Second, institute uniform birthright trips for diaspora Greeks. This is how Jews around the world maintain their cultural and emotional connections to the state of Israel. Over the years, Athens has made progress in this regard through programs such as Heritage Greece. Nonetheless, ample room for improvement remains. Helping Greeks from abroad travel to their ancestral homeland, learn about their history, connect with their roots, and develop their sense of identity is indispensable for building a stronger Greece. Naturally, birthright trips must include exploring heritage sites of historical and cultural significance such as the Parthenon. They should also entail visits to places like the UN Buffer Zone in Cyprus, so diaspora Greeks from more privileged countries can better understand the nature of Turkish aggression in Greece’s neighborhood.
Third, continue developing academic partnerships with the rest of the free world. New agreements to expand the American College of Greece is fantastic news. However, this is just the tip of the iceberg. Athens can and must go further. Thirty million tourists visit Greece per year. More than double that many people travel to Spain and France. Nevertheless, Greece ranks nowhere near either of its counterparts when it comes to attracting foreign exchange students or in matters related to international education. Greece has the necessary components to change that.
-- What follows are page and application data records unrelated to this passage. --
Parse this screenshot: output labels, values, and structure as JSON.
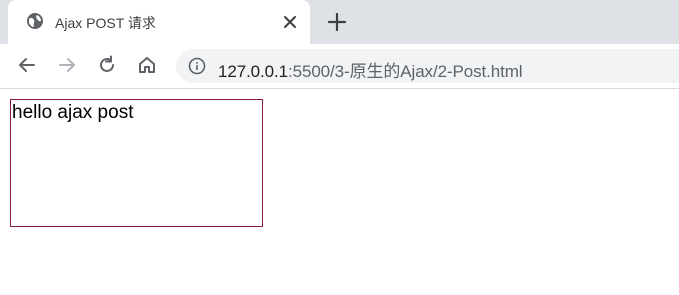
{
  "browser": {
    "tab": {
      "title": "Ajax POST 请求",
      "favicon": "globe-icon"
    },
    "toolbar": {
      "url_host": "127.0.0.1",
      "url_rest": ":5500/3-原生的Ajax/2-Post.html"
    }
  },
  "page": {
    "result_text": "hello ajax post",
    "box_border_color": "#8b1a3a"
  }
}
Consider my case: I studied abroad in Australia, Chile and France. As a student at two Canadian universities, I did not have the option to participate in a student exchange, let alone obtain credit for a full semester in Greece. Unfortunately, none of my alma maters had partnerships with Greek universities. They still don’t. Rest assured, I would have seized the opportunity – even without funding. Alas, I am not the only diaspora Greek who experienced this. It is imperative that Greece continues building those connections with international universities and instituting English language programs.
Greece is a gorgeous country, rich with thousands of years of history and culture. Athens should prioritize attracting and even repatriating members of the Greek diaspora. Its comparative advantages are innumerable. Successful programs like the Greek Digital Nomad Visa attest to Greece’s magnetic appeal. The cost of living is affordable compared to many countries where diaspora Greeks reside, including in my native Canada. The weather is much better too. There is no shortage of Greeks who are willing to work, invest and even relocate to their ancestral homeland. Make it easier for them. They will come.
Greece and Israel have one more thing in common: They exist in complicated neighborhoods. In fact, the Middle East is even more dangerous than the Balkans. While Greece has one aggressive neighbor to the east, Israel is surrounded by terrorist groups, failed states, and several countries that either don’t recognize its legitimacy or actively seek to destroy it. Naturally, military service is an integral component of both the Greek and Israeli identities.
Despite decades of war and the never-ending scourge of global antisemitism, the Jewish people – a nation without a state for more than 2,000 years – transformed a desert into a garden against all odds. It only took a few decades. The Greek people can accomplish the same, and more. It all starts with thinking of Greeks as a tribe, and not of Greece as a civilization state whose best days are behind it.
Originally published by Kathimerini on August 31, 2023.